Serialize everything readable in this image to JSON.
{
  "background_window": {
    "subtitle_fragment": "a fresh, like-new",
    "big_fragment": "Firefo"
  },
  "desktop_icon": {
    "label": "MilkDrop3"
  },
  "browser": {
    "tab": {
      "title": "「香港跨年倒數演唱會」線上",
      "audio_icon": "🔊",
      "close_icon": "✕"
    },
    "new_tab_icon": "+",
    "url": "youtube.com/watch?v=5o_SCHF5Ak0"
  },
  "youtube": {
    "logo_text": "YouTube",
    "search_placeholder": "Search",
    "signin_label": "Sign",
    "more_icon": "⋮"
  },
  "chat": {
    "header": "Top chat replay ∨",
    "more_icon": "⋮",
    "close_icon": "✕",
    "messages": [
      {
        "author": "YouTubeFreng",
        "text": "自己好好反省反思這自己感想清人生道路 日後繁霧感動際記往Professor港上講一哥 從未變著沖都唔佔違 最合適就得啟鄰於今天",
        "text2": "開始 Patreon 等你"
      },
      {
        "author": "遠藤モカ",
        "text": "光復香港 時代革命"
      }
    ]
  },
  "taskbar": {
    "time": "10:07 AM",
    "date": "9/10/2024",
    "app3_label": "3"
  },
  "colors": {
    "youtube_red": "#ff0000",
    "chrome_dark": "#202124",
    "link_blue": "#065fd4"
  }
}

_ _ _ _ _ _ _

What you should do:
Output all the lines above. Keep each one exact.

Answer to this exercise:
Serialize everything readable in this image to JSON.
{
  "background_window": {
    "subtitle_fragment": "a fresh, like-new",
    "big_fragment": "Firefo"
  },
  "desktop_icon": {
    "label": "MilkDrop3"
  },
  "browser": {
    "tab": {
      "title": "「香港跨年倒數演唱會」線上",
      "audio_icon": "🔊",
      "close_icon": "✕"
    },
    "new_tab_icon": "+",
    "url": "youtube.com/watch?v=5o_SCHF5Ak0"
  },
  "youtube": {
    "logo_text": "YouTube",
    "search_placeholder": "Search",
    "signin_label": "Sign",
    "more_icon": "⋮"
  },
  "chat": {
    "header": "Top chat replay ∨",
    "more_icon": "⋮",
    "close_icon": "✕",
    "messages": [
      {
        "author": "YouTubeFreng",
        "text": "自己好好反省反思這自己感想清人生道路 日後繁霧感動際記往Professor港上講一哥 從未變著沖都唔佔違 最合適就得啟鄰於今天",
        "text2": "開始 Patreon 等你"
      },
      {
        "author": "遠藤モカ",
        "text": "光復香港 時代革命"
      }
    ]
  },
  "taskbar": {
    "time": "10:07 AM",
    "date": "9/10/2024",
    "app3_label": "3"
  },
  "colors": {
    "youtube_red": "#ff0000",
    "chrome_dark": "#202124",
    "link_blue": "#065fd4"
  }
}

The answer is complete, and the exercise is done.